U.S. Visible Satellite Image.
Low-Level Water Vapor Satellite Image.
At 6:06 AM MDT Saturday, Sept 21st, 2019.
Mid-Level Water Vapor Satellite Image.
At 5:56 AM MDT Saturday, Sept 21st, 2019.
First of all I can't get over how stunningly beautiful America is this morning at sunrise as viewed by the visible satellite image above. What a incredible view!
Second of all in all three images above its very easy to see the low-level and mid-level moisture streaming northeastward into the area from Hurricane Lorena. She was located 55 miles northwest of La Paz, Mexico at 6 AM MDT. Her sustained winds are 75 mph with higher gusts and her central pressure is 986 millibars or 29.12 inches of mercury. She is moving northwest at 9 mph.
At Midnight Saturday.
GFS 500 MB/18,000' Heights Analysis.
At Midnight Saturday.
GFS 500 MB/18,000' Wind Analysis.
At Midnight Saturday.
GFS 500 MB/18,000' Heights Forecast.
Valid At 6 PM MDT Monday, Sept 23rd, 2019.
Early this morning a western short wave trough of low pressure was centered over the Great Basin and is beginning to lift off to the northeast. Mid-level and upper-level southwesterly winds at the base of this trough of low pressure (18,000' up in the atmosphere) combined with the subtropical jet stream (depicted above at 39,000') is pulling moisture from Lorena northward into the region.
This will continue into Sunday before the trough to our north gets far enough away to relax its tug on Lorena's moisture. By this coming Monday a closed low is forecast to drop into northwestern Arizona. By the end of next week a deeper, colder, and stronger mid and upper-level trough of low pressure is forecast to dig into California. Our transition to a fall pattern in the mid and upper levels of the atmosphere is underway as these troughs of low pressure dig southward out of the Gulf of Alaska and into the Desert Southwest.
A strong mid and upper level ridge of high pressure dominated our summer weather...this is normal and happens every year. Now as we head into fall the ridge begins to weaken as these troughs of low pressure and the subtropical and polar jet streams begin to work their way further southward with time.
Notice the dark brown streak on the 250 millibar or 39,000' jet stream map above angled southeastward from the Alaskan Aleutian Islands southward. That's the polar jet stream with a core wind speed of 159 knots or 183 mph.

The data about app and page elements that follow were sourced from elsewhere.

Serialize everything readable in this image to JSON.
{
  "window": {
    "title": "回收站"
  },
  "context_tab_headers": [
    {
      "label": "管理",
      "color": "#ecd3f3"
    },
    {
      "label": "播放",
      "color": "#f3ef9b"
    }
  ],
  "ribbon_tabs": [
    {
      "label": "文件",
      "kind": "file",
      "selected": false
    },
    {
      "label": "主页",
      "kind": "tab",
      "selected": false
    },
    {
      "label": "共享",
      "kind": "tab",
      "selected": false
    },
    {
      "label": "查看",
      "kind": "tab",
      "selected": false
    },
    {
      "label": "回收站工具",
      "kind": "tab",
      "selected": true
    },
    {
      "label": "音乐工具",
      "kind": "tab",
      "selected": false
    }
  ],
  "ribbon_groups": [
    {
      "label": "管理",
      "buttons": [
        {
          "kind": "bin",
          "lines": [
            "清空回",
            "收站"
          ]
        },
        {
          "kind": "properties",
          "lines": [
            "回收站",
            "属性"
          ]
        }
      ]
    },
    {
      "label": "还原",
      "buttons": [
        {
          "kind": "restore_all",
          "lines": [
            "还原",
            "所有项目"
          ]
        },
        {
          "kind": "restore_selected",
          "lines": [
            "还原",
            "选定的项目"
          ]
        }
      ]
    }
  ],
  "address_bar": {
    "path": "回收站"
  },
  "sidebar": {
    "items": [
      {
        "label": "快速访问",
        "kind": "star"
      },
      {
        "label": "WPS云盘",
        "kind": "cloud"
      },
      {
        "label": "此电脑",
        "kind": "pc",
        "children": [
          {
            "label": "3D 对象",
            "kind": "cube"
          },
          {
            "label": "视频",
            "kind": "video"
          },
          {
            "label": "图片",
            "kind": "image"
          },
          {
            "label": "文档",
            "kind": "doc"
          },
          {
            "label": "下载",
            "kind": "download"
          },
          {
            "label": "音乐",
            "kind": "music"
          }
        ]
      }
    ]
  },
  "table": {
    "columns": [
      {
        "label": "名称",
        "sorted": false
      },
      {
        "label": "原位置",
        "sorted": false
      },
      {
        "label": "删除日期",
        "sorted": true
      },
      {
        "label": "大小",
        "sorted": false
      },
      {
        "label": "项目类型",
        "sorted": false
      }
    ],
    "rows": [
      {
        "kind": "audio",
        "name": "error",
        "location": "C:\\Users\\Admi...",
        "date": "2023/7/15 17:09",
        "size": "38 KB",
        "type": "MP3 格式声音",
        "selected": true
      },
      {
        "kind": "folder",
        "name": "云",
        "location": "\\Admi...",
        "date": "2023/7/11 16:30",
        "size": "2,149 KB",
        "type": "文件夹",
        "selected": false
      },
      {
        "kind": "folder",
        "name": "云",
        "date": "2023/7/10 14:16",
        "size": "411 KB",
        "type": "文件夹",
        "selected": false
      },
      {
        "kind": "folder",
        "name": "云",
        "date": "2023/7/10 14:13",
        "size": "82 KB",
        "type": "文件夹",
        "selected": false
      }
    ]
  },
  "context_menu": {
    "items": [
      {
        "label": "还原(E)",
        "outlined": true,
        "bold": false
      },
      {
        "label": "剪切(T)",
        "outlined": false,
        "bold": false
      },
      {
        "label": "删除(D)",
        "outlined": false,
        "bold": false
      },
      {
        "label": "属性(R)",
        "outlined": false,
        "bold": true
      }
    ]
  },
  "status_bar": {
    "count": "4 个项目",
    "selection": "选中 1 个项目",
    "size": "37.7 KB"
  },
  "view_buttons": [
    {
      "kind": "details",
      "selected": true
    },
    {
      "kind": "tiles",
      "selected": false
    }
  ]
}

How Much Rain Has Fallen So Far?
(Over The Past 3-Days - As Of 6 AM MDT This Morning).
Valid Today Through Noon MDT Sunday.

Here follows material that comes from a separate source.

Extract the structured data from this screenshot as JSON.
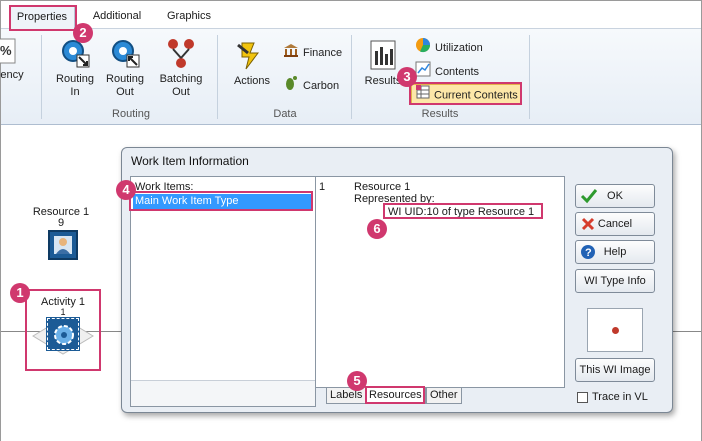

NCEP WRF Forecast.
Valid Today Through 9 PM MDT Saturday Night.
Valid Today Through 6 PM Tuesday.
Looking at the latest runs of the short range forecast models they all have the same common theme. And that is locally heavy rains will fall over the area today into the first of next week. This is a result of the western trough of low pressure pulling remnant moisture from Hurricane Lorena northward into the area. Storm total rainfall amounts by Monday could easily fall into the 3" to 5" range for a few spots. Trying to nail down just exactly where is more than difficult but the south-central mountains (the Capitan, Sacramento, and Guadalupe mountains) east and southeastward appear to be the favored areas.
As with any setup such as this involving remnant moisture streaming into the area from a Hurricane the concerns for flash flooding are elevated. Scattered thunderstorms will be capable of producing very heavy rainfall in short periods of time. And any repeat thunderstorm over the same location (training thunderstorms) will have the potential to aggravate the flash flood threat.
Localized flash flooding is a concern for Southeastern New Mexico and nearby areas today into Monday. A Flash Flood Watch may be issued by our local National Weather Service Offices later today for parts of the area. Check the main page of my weather web page for the latest watches, warnings, and special weather statements concerning this threat via this link...http://www.senewmexicowx.org/
Thick mid and upper-level clouds are overspreading the area this morning and this may limit the potential for severe thunderstorms. However the NWS Storm Prediction Center in Norman, Oklahoma has parts of the local area in the Marginal Risk Outlook today into this evening. Again Flash Flooding may become more of a threat than severe thunderstorms.
The Truth Is Stranger Than Fiction - And Sometimes It Hurts!